Every line of the following records that includes "avatar" should be copied.

(RECORDS SHOWN begins)

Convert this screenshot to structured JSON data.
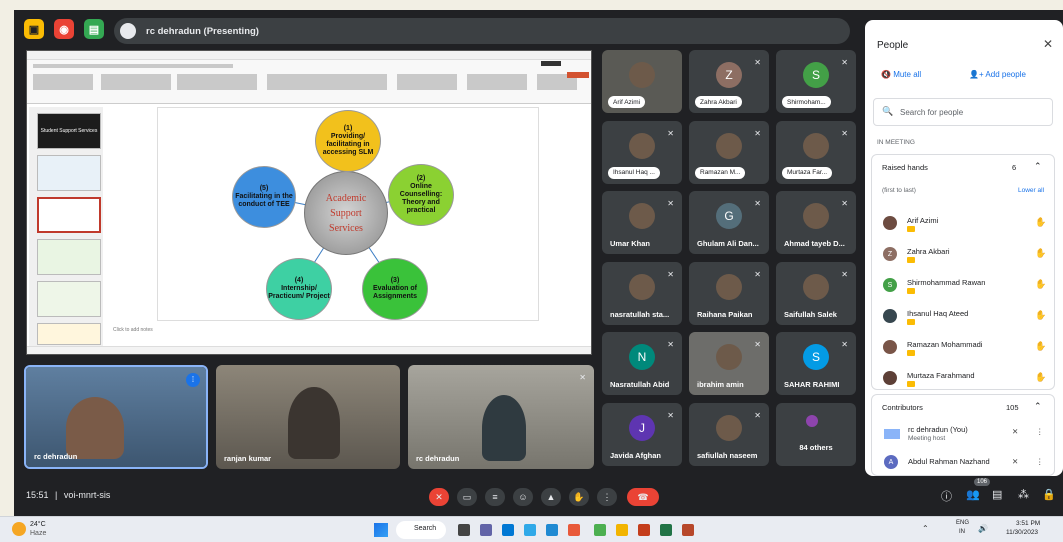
{
  "meeting": {
    "presenting_label": "rc dehradun (Presenting)",
    "time": "15:51",
    "separator": "|",
    "code": "voi-mnrt-sis"
  },
  "slide": {
    "center_lines": [
      "Academic",
      "Support",
      "Services"
    ],
    "bubbles": [
      {
        "num": "(1)",
        "text": "Providing/ facilitating in accessing SLM",
        "color": "#f2c11c"
      },
      {
        "num": "(2)",
        "text": "Online Counselling: Theory and practical",
        "color": "#8bd132"
      },
      {
        "num": "(3)",
        "text": "Evaluation of Assignments",
        "color": "#3ac23a"
      },
      {
        "num": "(4)",
        "text": "Internship/ Practicum/ Project",
        "color": "#3ed0a3"
      },
      {
        "num": "(5)",
        "text": "Facilitating in the conduct of TEE",
        "color": "#3d8ede"
      }
    ],
    "notes": "Click to add notes",
    "thumb_title": "Student Support Services"
  },
  "participants": [
    {
      "name": "Arif Azimi",
      "style": "pill",
      "bg": "#5a5a55"
    },
    {
      "name": "Zahra Akbari",
      "style": "pill",
      "initial": "Z",
      "avatar": "#8d6e63"
    },
    {
      "name": "Shirmoham...",
      "style": "pill",
      "initial": "S",
      "avatar": "#43a047"
    },
    {
      "name": "Ihsanul Haq ...",
      "style": "pill",
      "bg": "#3c4043"
    },
    {
      "name": "Ramazan M...",
      "style": "pill",
      "bg": "#3c4043"
    },
    {
      "name": "Murtaza Far...",
      "style": "pill",
      "bg": "#3c4043"
    },
    {
      "name": "Umar Khan",
      "style": "text",
      "bg": "#3c4043"
    },
    {
      "name": "Ghulam Ali Dan...",
      "style": "text",
      "initial": "G",
      "avatar": "#546e7a"
    },
    {
      "name": "Ahmad tayeb D...",
      "style": "text",
      "bg": "#3c4043"
    },
    {
      "name": "nasratullah sta...",
      "style": "text",
      "bg": "#3c4043"
    },
    {
      "name": "Raihana Paikan",
      "style": "text",
      "bg": "#3c4043"
    },
    {
      "name": "Saifullah Salek",
      "style": "text",
      "bg": "#3c4043"
    },
    {
      "name": "Nasratullah Abid",
      "style": "text",
      "initial": "N",
      "avatar": "#00897b"
    },
    {
      "name": "ibrahim amin",
      "style": "text",
      "bg": "#6d6d6a"
    },
    {
      "name": "SAHAR RAHIMI",
      "style": "text",
      "initial": "S",
      "avatar": "#039be5"
    },
    {
      "name": "Javida Afghan",
      "style": "text",
      "initial": "J",
      "avatar": "#5e35b1"
    },
    {
      "name": "safiullah naseem",
      "style": "text",
      "bg": "#3c4043"
    },
    {
      "name": "84 others",
      "style": "others",
      "bg": "#3c4043"
    }
  ],
  "videos": [
    {
      "name": "rc dehradun",
      "bg": "#4e6b8a"
    },
    {
      "name": "ranjan kumar",
      "bg": "#7a7468"
    },
    {
      "name": "rc dehradun",
      "bg": "#8d8b82"
    }
  ],
  "people_panel": {
    "title": "People",
    "mute_all": "Mute all",
    "add_people": "Add people",
    "search_placeholder": "Search for people",
    "in_meeting": "IN MEETING",
    "raised_hands_label": "Raised hands",
    "raised_hands_count": "6",
    "order_label": "(first to last)",
    "lower_all": "Lower all",
    "raised": [
      {
        "name": "Arif Azimi",
        "color": "#6d4c41"
      },
      {
        "name": "Zahra Akbari",
        "initial": "Z",
        "color": "#8d6e63"
      },
      {
        "name": "Shirmohammad Rawan",
        "initial": "S",
        "color": "#43a047"
      },
      {
        "name": "Ihsanul Haq Ateed",
        "color": "#37474f"
      },
      {
        "name": "Ramazan Mohammadi",
        "color": "#795548"
      },
      {
        "name": "Murtaza Farahmand",
        "color": "#5d4037"
      }
    ],
    "contributors_label": "Contributors",
    "contributors_count": "105",
    "contributors": [
      {
        "name": "rc dehradun (You)",
        "sub": "Meeting host"
      },
      {
        "name": "Abdul Rahman Nazhand",
        "initial": "A",
        "color": "#5c6bc0"
      }
    ]
  },
  "people_badge": "106",
  "taskbar": {
    "weather_temp": "24°C",
    "weather_desc": "Haze",
    "search": "Search",
    "lang1": "ENG",
    "lang2": "IN",
    "clock_time": "3:51 PM",
    "clock_date": "11/30/2023"
  }
}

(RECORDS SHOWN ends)

• THE COMPLETED TASK:
      "avatar": "#8d6e63"
      "avatar": "#43a047"
      "avatar": "#546e7a"
      "avatar": "#00897b"
      "avatar": "#039be5"
      "avatar": "#5e35b1"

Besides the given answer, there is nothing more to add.